__About this task__. Everything in the entries is to be written out exactly, except for the pictures.

__Supplied material__.
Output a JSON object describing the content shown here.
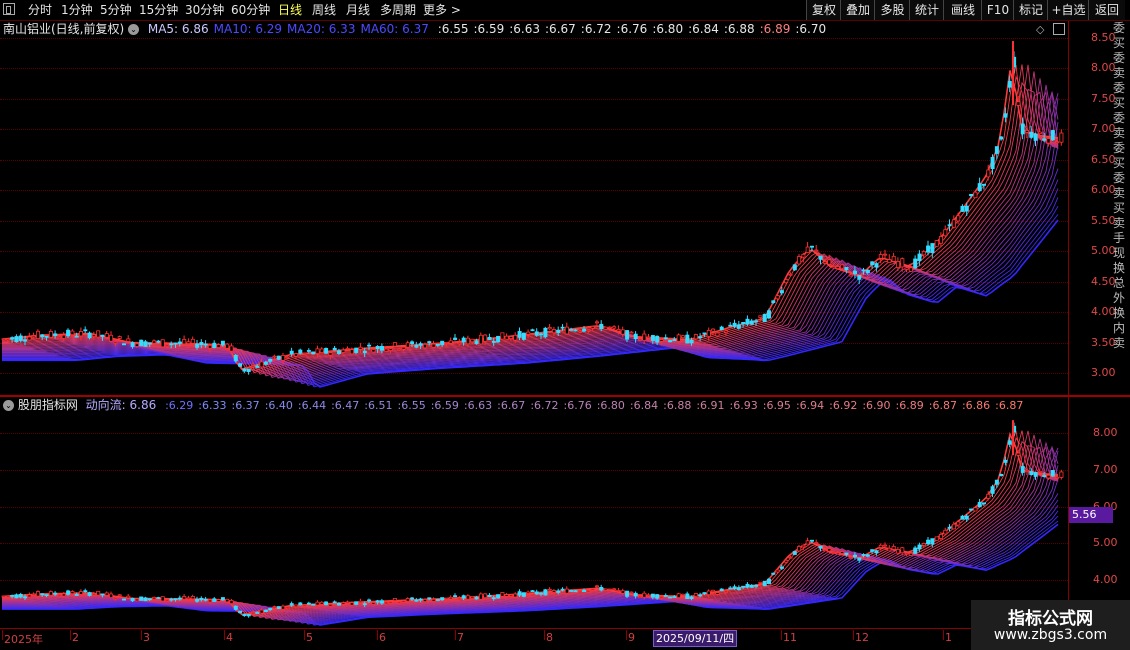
{
  "toolbar": {
    "periods": [
      "分时",
      "1分钟",
      "5分钟",
      "15分钟",
      "30分钟",
      "60分钟",
      "日线",
      "周线",
      "月线",
      "多周期",
      "更多 >"
    ],
    "active_period": "日线",
    "right_buttons": [
      "复权",
      "叠加",
      "多股",
      "统计",
      "画线",
      "F10",
      "标记",
      "+自选",
      "返回"
    ]
  },
  "main_panel": {
    "title": "南山铝业(日线,前复权)",
    "ma_labels": [
      {
        "text": "MA5: 6.86",
        "color": "#c8c8ff"
      },
      {
        "text": "MA10: 6.29",
        "color": "#4a4aff"
      },
      {
        "text": "MA20: 6.33",
        "color": "#4a4aff"
      },
      {
        "text": "MA60: 6.37",
        "color": "#4a4aff"
      }
    ],
    "extra_values": [
      ":6.55",
      ":6.59",
      ":6.63",
      ":6.67",
      ":6.72",
      ":6.76",
      ":6.80",
      ":6.84",
      ":6.88",
      ":6.89",
      ":6.70"
    ],
    "y_ticks": [
      "8.50",
      "8.00",
      "7.50",
      "7.00",
      "6.50",
      "6.00",
      "5.50",
      "5.00",
      "4.50",
      "4.00",
      "3.50",
      "3.00"
    ]
  },
  "sub_panel": {
    "title": "股朋指标网",
    "indicator_label": "动向流: 6.86",
    "values": [
      ":6.29",
      ":6.33",
      ":6.37",
      ":6.40",
      ":6.44",
      ":6.47",
      ":6.51",
      ":6.55",
      ":6.59",
      ":6.63",
      ":6.67",
      ":6.72",
      ":6.76",
      ":6.80",
      ":6.84",
      ":6.88",
      ":6.91",
      ":6.93",
      ":6.95",
      ":6.94",
      ":6.92",
      ":6.90",
      ":6.89",
      ":6.87",
      ":6.86",
      ":6.87"
    ],
    "y_ticks": [
      "8.00",
      "7.00",
      "6.00",
      "5.00",
      "4.00"
    ],
    "price_tag": "5.56"
  },
  "x_axis": {
    "labels": [
      "2025年",
      "2",
      "3",
      "4",
      "5",
      "6",
      "7",
      "8",
      "9",
      "11",
      "12",
      "1"
    ],
    "cursor_date": "2025/09/11/四"
  },
  "side_strip_text": "委买委卖委买委卖委买委卖买卖手现换总外换内卖",
  "watermark": {
    "title": "指标公式网",
    "url": "www.zbgs3.com"
  },
  "colors": {
    "up": "#ff3030",
    "down": "#33ddff",
    "axis": "#e04848",
    "grid": "#5a0000",
    "ma_fast": "#ff3030",
    "ma_slow": "#3030ff"
  },
  "chart_data": {
    "type": "candlestick",
    "series_name": "南山铝业",
    "x": [
      "2025年",
      "2",
      "3",
      "4",
      "5",
      "6",
      "7",
      "8",
      "9",
      "11",
      "12",
      "1"
    ],
    "close_trend": [
      3.55,
      3.65,
      3.45,
      3.4,
      3.1,
      3.35,
      3.45,
      3.5,
      3.6,
      3.75,
      3.95,
      3.65,
      3.85,
      4.7,
      4.65,
      4.7,
      5.1,
      5.7,
      6.4,
      8.4,
      6.9,
      6.86
    ],
    "ylim": [
      2.85,
      8.65
    ],
    "sub_ylim": [
      3.5,
      8.6
    ]
  }
}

__Your response__.
Output a JSON object describing the content shown here.
{
  "toolbar": {
    "periods": [
      "分时",
      "1分钟",
      "5分钟",
      "15分钟",
      "30分钟",
      "60分钟",
      "日线",
      "周线",
      "月线",
      "多周期",
      "更多 >"
    ],
    "active_period": "日线",
    "right_buttons": [
      "复权",
      "叠加",
      "多股",
      "统计",
      "画线",
      "F10",
      "标记",
      "+自选",
      "返回"
    ]
  },
  "main_panel": {
    "title": "南山铝业(日线,前复权)",
    "ma_labels": [
      {
        "text": "MA5: 6.86",
        "color": "#c8c8ff"
      },
      {
        "text": "MA10: 6.29",
        "color": "#4a4aff"
      },
      {
        "text": "MA20: 6.33",
        "color": "#4a4aff"
      },
      {
        "text": "MA60: 6.37",
        "color": "#4a4aff"
      }
    ],
    "extra_values": [
      ":6.55",
      ":6.59",
      ":6.63",
      ":6.67",
      ":6.72",
      ":6.76",
      ":6.80",
      ":6.84",
      ":6.88",
      ":6.89",
      ":6.70"
    ],
    "y_ticks": [
      "8.50",
      "8.00",
      "7.50",
      "7.00",
      "6.50",
      "6.00",
      "5.50",
      "5.00",
      "4.50",
      "4.00",
      "3.50",
      "3.00"
    ]
  },
  "sub_panel": {
    "title": "股朋指标网",
    "indicator_label": "动向流: 6.86",
    "values": [
      ":6.29",
      ":6.33",
      ":6.37",
      ":6.40",
      ":6.44",
      ":6.47",
      ":6.51",
      ":6.55",
      ":6.59",
      ":6.63",
      ":6.67",
      ":6.72",
      ":6.76",
      ":6.80",
      ":6.84",
      ":6.88",
      ":6.91",
      ":6.93",
      ":6.95",
      ":6.94",
      ":6.92",
      ":6.90",
      ":6.89",
      ":6.87",
      ":6.86",
      ":6.87"
    ],
    "y_ticks": [
      "8.00",
      "7.00",
      "6.00",
      "5.00",
      "4.00"
    ],
    "price_tag": "5.56"
  },
  "x_axis": {
    "labels": [
      "2025年",
      "2",
      "3",
      "4",
      "5",
      "6",
      "7",
      "8",
      "9",
      "11",
      "12",
      "1"
    ],
    "cursor_date": "2025/09/11/四"
  },
  "side_strip_text": "委买委卖委买委卖委买委卖买卖手现换总外换内卖",
  "watermark": {
    "title": "指标公式网",
    "url": "www.zbgs3.com"
  },
  "colors": {
    "up": "#ff3030",
    "down": "#33ddff",
    "axis": "#e04848",
    "grid": "#5a0000",
    "ma_fast": "#ff3030",
    "ma_slow": "#3030ff"
  },
  "chart_data": {
    "type": "candlestick",
    "series_name": "南山铝业",
    "x": [
      "2025年",
      "2",
      "3",
      "4",
      "5",
      "6",
      "7",
      "8",
      "9",
      "11",
      "12",
      "1"
    ],
    "close_trend": [
      3.55,
      3.65,
      3.45,
      3.4,
      3.1,
      3.35,
      3.45,
      3.5,
      3.6,
      3.75,
      3.95,
      3.65,
      3.85,
      4.7,
      4.65,
      4.7,
      5.1,
      5.7,
      6.4,
      8.4,
      6.9,
      6.86
    ],
    "ylim": [
      2.85,
      8.65
    ],
    "sub_ylim": [
      3.5,
      8.6
    ]
  }
}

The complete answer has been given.